Of course, there is also another possibility, which is that what seems to be impossible actually is. As of this writing, the AKP has received an additional 4.3 million votes over what it received in June. Also as of this writing, the Turkish Supreme Electoral Council (YSK) has not released any official results and the YSK website is down, and it has been ever since voting ended. I’m an Occam’s Razor kind of guy, and quite frankly, the prospect of the AKP doing so much better five months later despite things being so much worse seems like it should be statistically impossible.

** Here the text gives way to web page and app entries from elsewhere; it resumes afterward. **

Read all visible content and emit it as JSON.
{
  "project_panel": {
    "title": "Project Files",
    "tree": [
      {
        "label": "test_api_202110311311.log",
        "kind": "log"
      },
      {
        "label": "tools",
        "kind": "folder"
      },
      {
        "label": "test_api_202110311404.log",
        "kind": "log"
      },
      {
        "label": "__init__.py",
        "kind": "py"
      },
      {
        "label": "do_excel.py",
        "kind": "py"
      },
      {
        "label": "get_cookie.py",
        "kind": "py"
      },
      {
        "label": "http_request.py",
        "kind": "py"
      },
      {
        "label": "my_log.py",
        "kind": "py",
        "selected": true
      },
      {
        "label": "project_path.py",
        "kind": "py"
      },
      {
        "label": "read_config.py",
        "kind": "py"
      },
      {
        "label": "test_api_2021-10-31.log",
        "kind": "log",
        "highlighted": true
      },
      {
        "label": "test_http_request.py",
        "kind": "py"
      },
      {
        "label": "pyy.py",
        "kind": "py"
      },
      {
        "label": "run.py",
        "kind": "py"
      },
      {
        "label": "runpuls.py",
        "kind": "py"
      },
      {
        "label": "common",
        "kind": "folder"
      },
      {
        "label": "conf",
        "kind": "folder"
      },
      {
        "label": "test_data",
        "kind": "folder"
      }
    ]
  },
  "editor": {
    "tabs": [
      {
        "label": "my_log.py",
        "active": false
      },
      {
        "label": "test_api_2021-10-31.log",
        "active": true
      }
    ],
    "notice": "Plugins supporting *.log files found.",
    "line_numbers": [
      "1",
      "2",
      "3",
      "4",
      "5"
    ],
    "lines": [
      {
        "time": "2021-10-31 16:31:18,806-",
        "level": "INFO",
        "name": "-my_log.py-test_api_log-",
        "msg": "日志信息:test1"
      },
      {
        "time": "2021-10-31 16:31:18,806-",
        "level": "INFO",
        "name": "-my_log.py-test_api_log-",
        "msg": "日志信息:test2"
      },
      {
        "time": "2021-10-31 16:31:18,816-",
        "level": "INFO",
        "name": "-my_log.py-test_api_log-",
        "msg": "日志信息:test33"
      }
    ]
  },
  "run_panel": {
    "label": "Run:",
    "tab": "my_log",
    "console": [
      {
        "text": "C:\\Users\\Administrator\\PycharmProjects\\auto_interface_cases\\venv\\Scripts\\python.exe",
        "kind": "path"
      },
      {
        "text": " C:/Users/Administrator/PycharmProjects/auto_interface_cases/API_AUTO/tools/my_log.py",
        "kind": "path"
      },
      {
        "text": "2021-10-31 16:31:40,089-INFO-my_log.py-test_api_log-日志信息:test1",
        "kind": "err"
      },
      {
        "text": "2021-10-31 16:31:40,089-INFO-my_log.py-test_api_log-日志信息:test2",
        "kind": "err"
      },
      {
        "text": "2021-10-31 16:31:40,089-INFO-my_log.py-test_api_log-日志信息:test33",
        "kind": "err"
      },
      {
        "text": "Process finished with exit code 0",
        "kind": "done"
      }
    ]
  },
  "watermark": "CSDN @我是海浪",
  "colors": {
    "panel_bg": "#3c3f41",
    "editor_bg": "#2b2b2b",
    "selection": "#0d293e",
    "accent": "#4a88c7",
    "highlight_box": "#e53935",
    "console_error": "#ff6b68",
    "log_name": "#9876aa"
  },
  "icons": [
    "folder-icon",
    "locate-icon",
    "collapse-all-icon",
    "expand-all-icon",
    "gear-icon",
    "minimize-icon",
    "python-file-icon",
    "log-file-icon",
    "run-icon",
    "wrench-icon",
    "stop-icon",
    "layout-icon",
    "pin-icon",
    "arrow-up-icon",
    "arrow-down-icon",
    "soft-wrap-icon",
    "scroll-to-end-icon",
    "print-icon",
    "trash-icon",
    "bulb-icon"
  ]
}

The central elections website is down, votes were counted hours faster than they were last time, the ban on broadcasting results was lifted before it was supposed to…I’m not in a position to make accusations of fraud, but there is definitely some unusual stuff going on. The bottom line, however, is that even if there turns out to be nothing irregular at all about the actual vote tally, the facts are that the AKP spent five months harassing opposition politicians, arresting opposition journalists, shutting down television stations and newspapers, accusing the HDP of supporting terrorism, and warning the entire country that the instability that has wracked the country would look like child’s play if the AKP were not handed a majority this time. Whatever you want to call the sum total of those tactics, they do not make for a free and fair election. Welcome to the era of competitive authoritarianism, Turkey.
More to come…